**ENTRIES PROVIDED**
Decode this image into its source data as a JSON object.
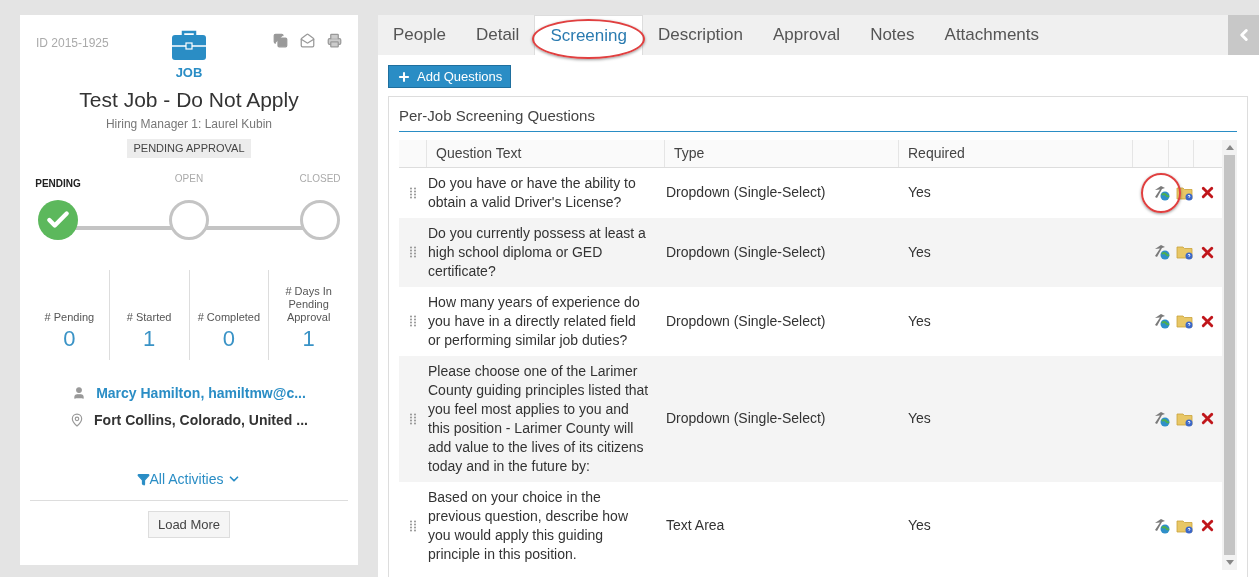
{
  "job_card": {
    "id": "ID 2015-1925",
    "type_label": "JOB",
    "title": "Test Job - Do Not Apply",
    "subtitle": "Hiring Manager 1: Laurel Kubin",
    "status_badge": "PENDING APPROVAL",
    "steps": [
      {
        "label": "PENDING",
        "completed": true
      },
      {
        "label": "OPEN",
        "completed": false
      },
      {
        "label": "CLOSED",
        "completed": false
      }
    ],
    "stats": [
      {
        "label": "# Pending",
        "value": "0"
      },
      {
        "label": "# Started",
        "value": "1"
      },
      {
        "label": "# Completed",
        "value": "0"
      },
      {
        "label": "# Days In Pending Approval",
        "value": "1"
      }
    ],
    "contact": "Marcy Hamilton, hamiltmw@c...",
    "location": "Fort Collins, Colorado, United ...",
    "activity_filter": "All Activities",
    "load_more": "Load More"
  },
  "tabs": [
    {
      "label": "People",
      "selected": false,
      "highlighted": false
    },
    {
      "label": "Detail",
      "selected": false,
      "highlighted": false
    },
    {
      "label": "Screening",
      "selected": true,
      "highlighted": true
    },
    {
      "label": "Description",
      "selected": false,
      "highlighted": false
    },
    {
      "label": "Approval",
      "selected": false,
      "highlighted": false
    },
    {
      "label": "Notes",
      "selected": false,
      "highlighted": false
    },
    {
      "label": "Attachments",
      "selected": false,
      "highlighted": false
    }
  ],
  "add_button": "Add Questions",
  "section_title": "Per-Job Screening Questions",
  "table": {
    "columns": [
      "Question Text",
      "Type",
      "Required"
    ],
    "rows": [
      {
        "question": "Do you have or have the ability to obtain a valid Driver's License?",
        "type": "Dropdown (Single-Select)",
        "required": "Yes",
        "highlighted": true
      },
      {
        "question": "Do you currently possess at least a high school diploma or GED certificate?",
        "type": "Dropdown (Single-Select)",
        "required": "Yes",
        "highlighted": false
      },
      {
        "question": "How many years of experience do you have in a directly related field or performing similar job duties?",
        "type": "Dropdown (Single-Select)",
        "required": "Yes",
        "highlighted": false
      },
      {
        "question": "Please choose one of the Larimer County guiding principles listed that you feel most applies to you and this position - Larimer County will add value to the lives of its citizens today and in the future by:",
        "type": "Dropdown (Single-Select)",
        "required": "Yes",
        "highlighted": false
      },
      {
        "question": "Based on your choice in the previous question, describe how you would apply this guiding principle in this position.",
        "type": "Text Area",
        "required": "Yes",
        "highlighted": false
      }
    ]
  }
}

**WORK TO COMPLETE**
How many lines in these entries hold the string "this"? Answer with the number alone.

**ANSWER TO THE PROBLEM**
3